Pete n' Repete

Farmall Cub
Joined
Oct 1, 2020
Messages
18
Points
3
I ended up installing the one I took out just a few weeks ago after cleaning it up. I took the faulty unit apart and found a terrible solder job on the main terminal to positive that had disintegrated. I can fix it, when I get around to it.

Got another few projects done like installing new fuel sending units, rebuilding the neutral safety switch, and installing a new washer bottle. I scored a NOS washer bottle on ebay for $50 shipped, even came with the IH stock tag and box, felt pretty lucky getting my hands on that. Overpriced for a chunk of plastic I know, but every time I had a friend look under the hood they would make fun of the old yellow cracking plastic bottle. The NSS in these guys is easy to rebuild as well, a bit of electrical cleaner and dielectric grease and now I can start the scout in park again.

Next project: Fixing another fuel leak from the passenger side fuel filler tube, looking into new rims, and perhaps welding up a new exhaust. Who knows, with all the rain we are getting here, maybe Ill pull the transmission and transfer, rebuild those, and fix the leaking rear main at the same time. Thanks for all the help on finding parts from the other binder heads on here, that takes me way more time and effort than the actual work.
DSC_0189.JPG DSC_0190.JPG
 

800bman

High Wheeler
Joined
Jul 19, 2010
Messages
2,647
Points
113
Location
Elgin IL
This thing is smokin hot! If you couldn’t tell from my name, I’m a big 800b fan can’t wait to see more...
:2guns::2guns::2guns:
 

Pete n' Repete

Farmall Cub
Joined
Oct 1, 2020
Messages
18
Points
3
Thanks, I have spent many an hour just scrubbing but it brings back fond memories of field day in the barracks. On an unrelated note, I rewired and rebuilt Grandpa's old Kelvinator this weekend, it has been a partner for the Scout in the garage since my Grandfather purchased it. The fridge dates from 1946, which I assume he got to replace the ice box after coming home from WWII. It's amazing that the sealed system and compressor still work, all I did was rewire and replace bad insulation and switches, as well as the door seal, and she got to 32* in the main compartment in 3 hours. They sure don't build sh!t like they used to.
 

Attachments

  • DSC_0193.JPG
    DSC_0193.JPG
    245.9 KB · Views: 24
  • DSC_0194.JPG
    DSC_0194.JPG
    209.2 KB · Views: 20
  • DSC_0195.JPG
    DSC_0195.JPG
    201.6 KB · Views: 21

800bman

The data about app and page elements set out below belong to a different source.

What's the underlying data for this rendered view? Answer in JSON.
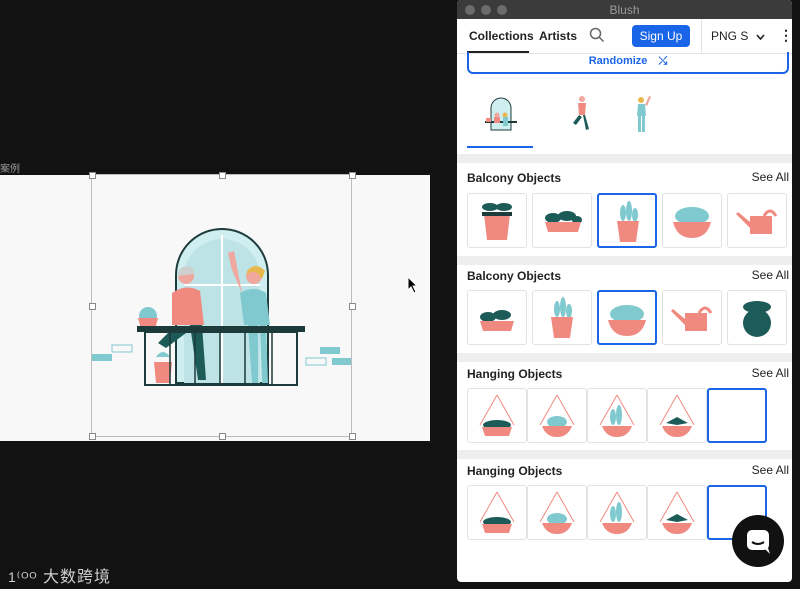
{
  "canvas": {
    "frame_label": "案例",
    "watermark": "大数跨境"
  },
  "window": {
    "title": "Blush"
  },
  "nav": {
    "tabs": [
      "Collections",
      "Artists"
    ],
    "signup_label": "Sign Up",
    "format_value": "PNG S",
    "search_icon": "search-icon",
    "more_icon": "more-vertical-icon"
  },
  "randomize": {
    "label": "Randomize"
  },
  "sections": [
    {
      "title": "Balcony Objects",
      "see_all": "See All",
      "tiles": [
        "pot-plant",
        "trough-plant",
        "pot-succulent",
        "bowl-plant",
        "watering-can"
      ],
      "selected": 2
    },
    {
      "title": "Balcony Objects",
      "see_all": "See All",
      "tiles": [
        "trough-plant",
        "pot-succulent",
        "bowl-plant",
        "watering-can",
        "round-pot-plant"
      ],
      "selected": 2
    },
    {
      "title": "Hanging Objects",
      "see_all": "See All",
      "tiles": [
        "hanging-trough",
        "hanging-bowl",
        "hanging-succulent",
        "hanging-fern",
        "empty"
      ],
      "selected": 4
    },
    {
      "title": "Hanging Objects",
      "see_all": "See All",
      "tiles": [
        "hanging-trough",
        "hanging-bowl",
        "hanging-succulent",
        "hanging-fern",
        "empty"
      ],
      "selected": 4
    }
  ],
  "colors": {
    "accent": "#1a64e8",
    "pink": "#f08a80",
    "teal": "#7fc9cf",
    "dark_green": "#1d5b58"
  }
}
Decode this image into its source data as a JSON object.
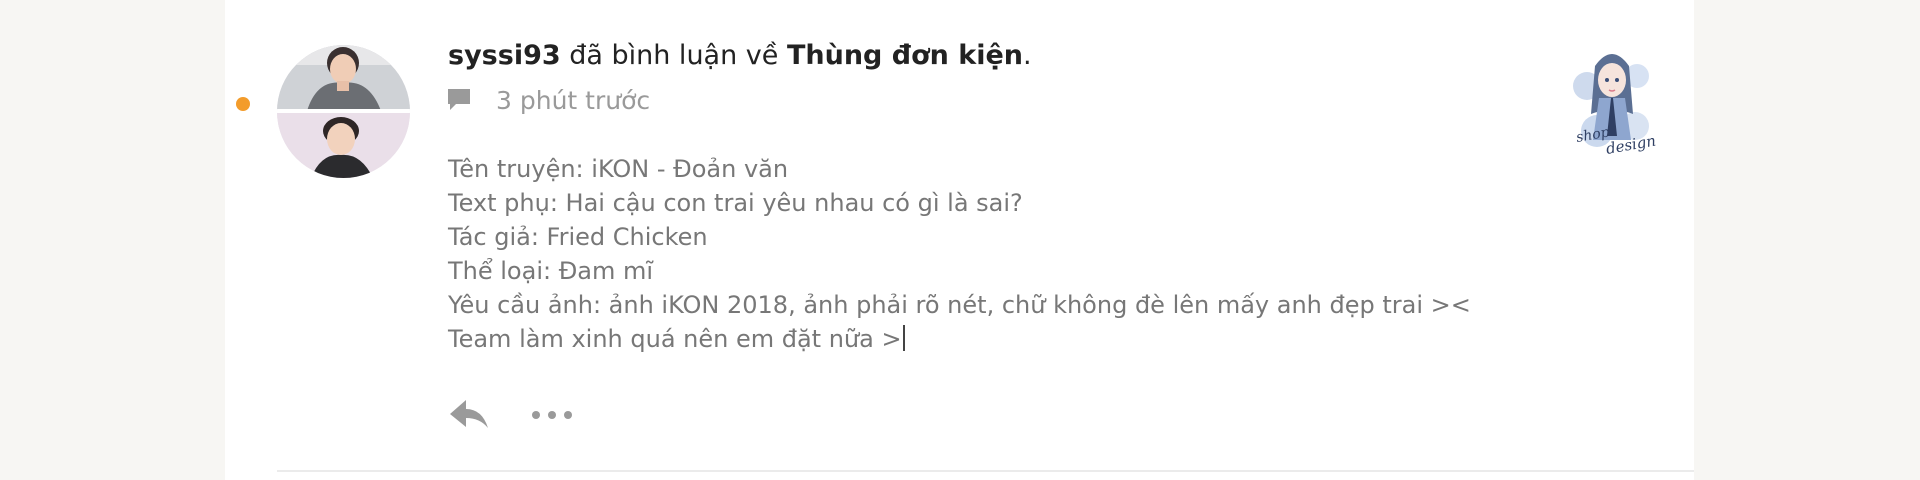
{
  "notification": {
    "username": "syssi93",
    "action_text": " đã bình luận về ",
    "story_title": "Thùng đơn kiện",
    "trailing_punct": ".",
    "time_ago": "3 phút trước",
    "comment_lines": [
      "Tên truyện: iKON - Đoản văn",
      "Text phụ: Hai cậu con trai yêu nhau có gì là sai?",
      "Tác giả: Fried Chicken",
      "Thể loại: Đam mĩ",
      "Yêu cầu ảnh: ảnh iKON 2018, ảnh phải rõ nét, chữ không đè lên mấy anh đẹp trai ><",
      "Team làm xinh quá nên em đặt nữa >"
    ],
    "thumbnail_text": "shop design",
    "icons": {
      "comment": "comment-icon",
      "reply": "reply-icon",
      "more": "more-icon"
    },
    "colors": {
      "unread_dot": "#f39c2b",
      "muted_text": "#9a9a9a",
      "body_text": "#777777"
    }
  }
}
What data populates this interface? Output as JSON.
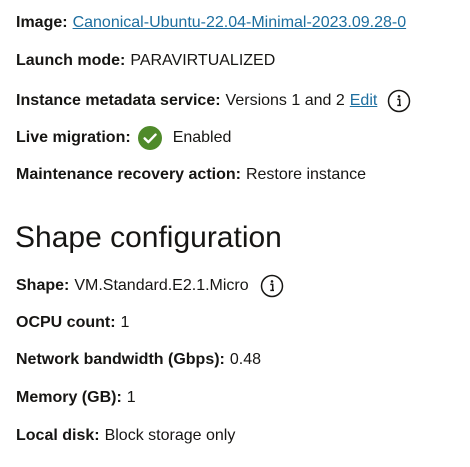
{
  "instance": {
    "image_label": "Image:",
    "image_value": "Canonical-Ubuntu-22.04-Minimal-2023.09.28-0",
    "launch_mode_label": "Launch mode:",
    "launch_mode_value": "PARAVIRTUALIZED",
    "metadata_label": "Instance metadata service:",
    "metadata_value": "Versions 1 and 2",
    "metadata_edit": "Edit",
    "live_migration_label": "Live migration:",
    "live_migration_value": "Enabled",
    "maintenance_label": "Maintenance recovery action:",
    "maintenance_value": "Restore instance"
  },
  "shape_config": {
    "title": "Shape configuration",
    "shape_label": "Shape:",
    "shape_value": "VM.Standard.E2.1.Micro",
    "ocpu_label": "OCPU count:",
    "ocpu_value": "1",
    "bandwidth_label": "Network bandwidth (Gbps):",
    "bandwidth_value": "0.48",
    "memory_label": "Memory (GB):",
    "memory_value": "1",
    "disk_label": "Local disk:",
    "disk_value": "Block storage only"
  },
  "icons": {
    "info": "info-icon",
    "check": "check-circle-icon"
  },
  "colors": {
    "link": "#1d6e9f",
    "success": "#4f8a2a",
    "text": "#161513"
  }
}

High Wheeler
Joined
Jul 19, 2010
Messages
2,647
Points
113
Location
Elgin IL
More pictures of that scout it’s so nice! That paint is great. And FYI grandpa didn’t cheap out, power brakes and power steering weren’t options, and a v8 with the borg Warner transmission was a top notch package that year. Pretty rad rig....
 
Top